**Work order:** An exact copy of every record is needed, with the pictures left out.

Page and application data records
------------------------------------------------------------------------

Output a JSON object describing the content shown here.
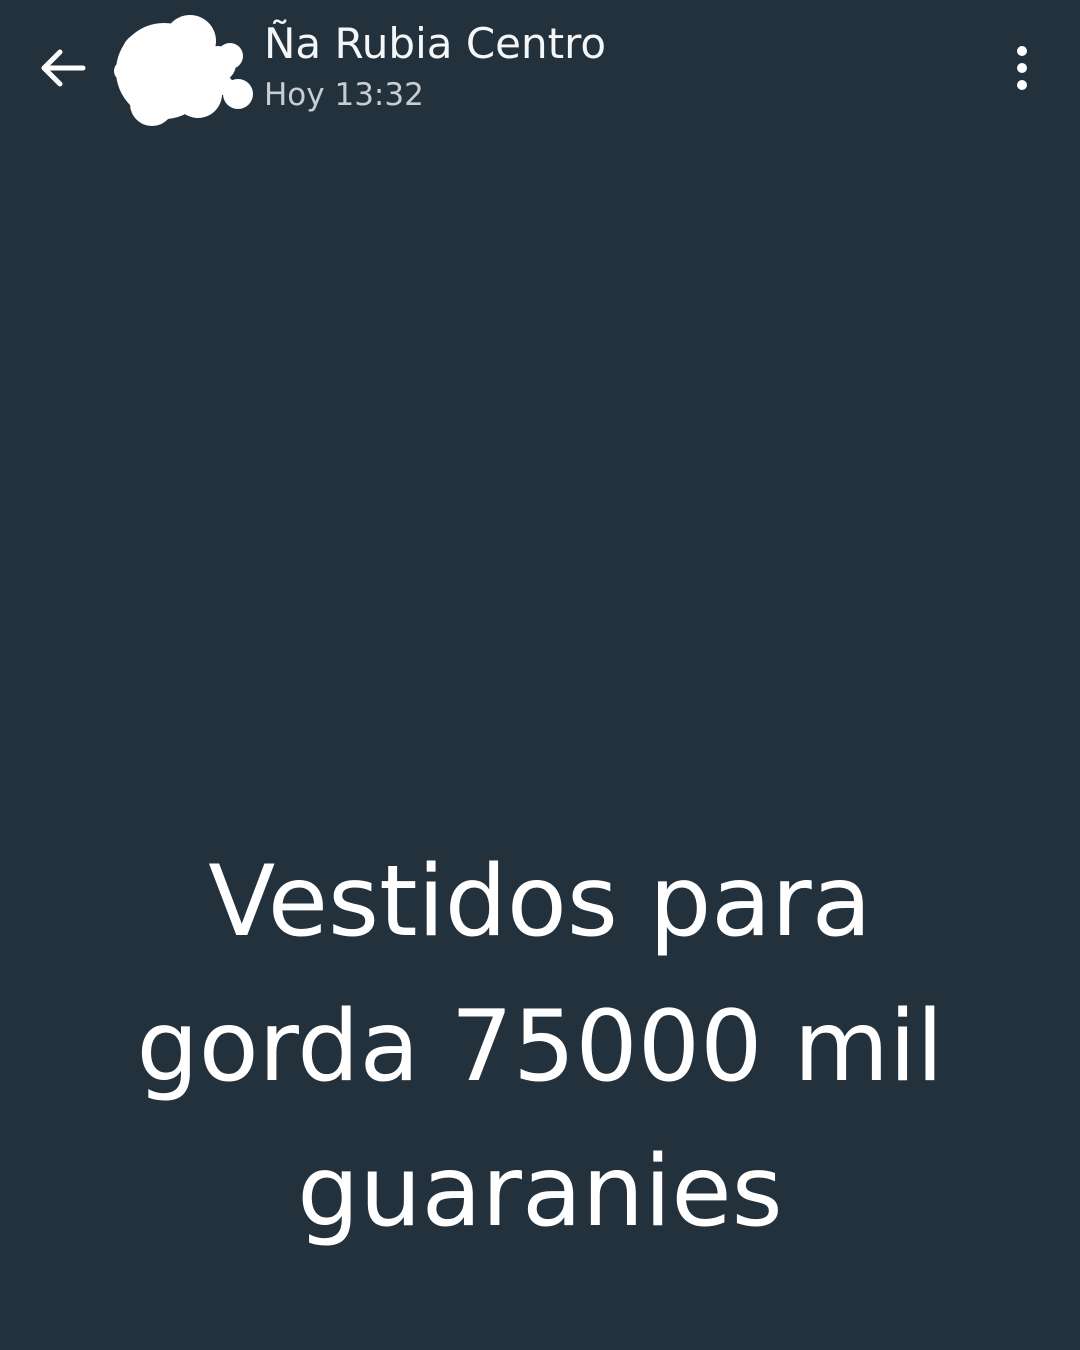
{
  "header": {
    "back_icon": "arrow-left-icon",
    "avatar_icon": "blurred-avatar",
    "contact_name": "Ña Rubia Centro",
    "timestamp": "Hoy 13:32",
    "menu_icon": "more-vertical-icon"
  },
  "status": {
    "lines": [
      "Vestidos para",
      "gorda 75000 mil",
      "guaranies"
    ],
    "background_color": "#23313d",
    "text_color": "#ffffff"
  }
}
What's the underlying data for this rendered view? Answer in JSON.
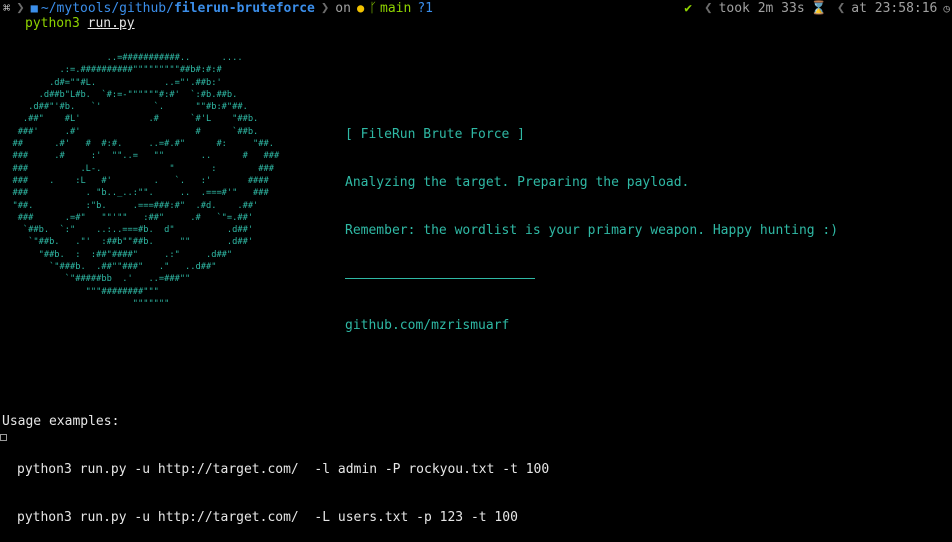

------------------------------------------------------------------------

**Task response:**
Output a JSON object describing the content shown here.
{
  "header": {
    "back_icon": "arrow-left-icon",
    "avatar_icon": "blurred-avatar",
    "contact_name": "Ña Rubia Centro",
    "timestamp": "Hoy 13:32",
    "menu_icon": "more-vertical-icon"
  },
  "status": {
    "lines": [
      "Vestidos para",
      "gorda 75000 mil",
      "guaranies"
    ],
    "background_color": "#23313d",
    "text_color": "#ffffff"
  }
}
What's the underlying data for this rendered view? Answer in JSON.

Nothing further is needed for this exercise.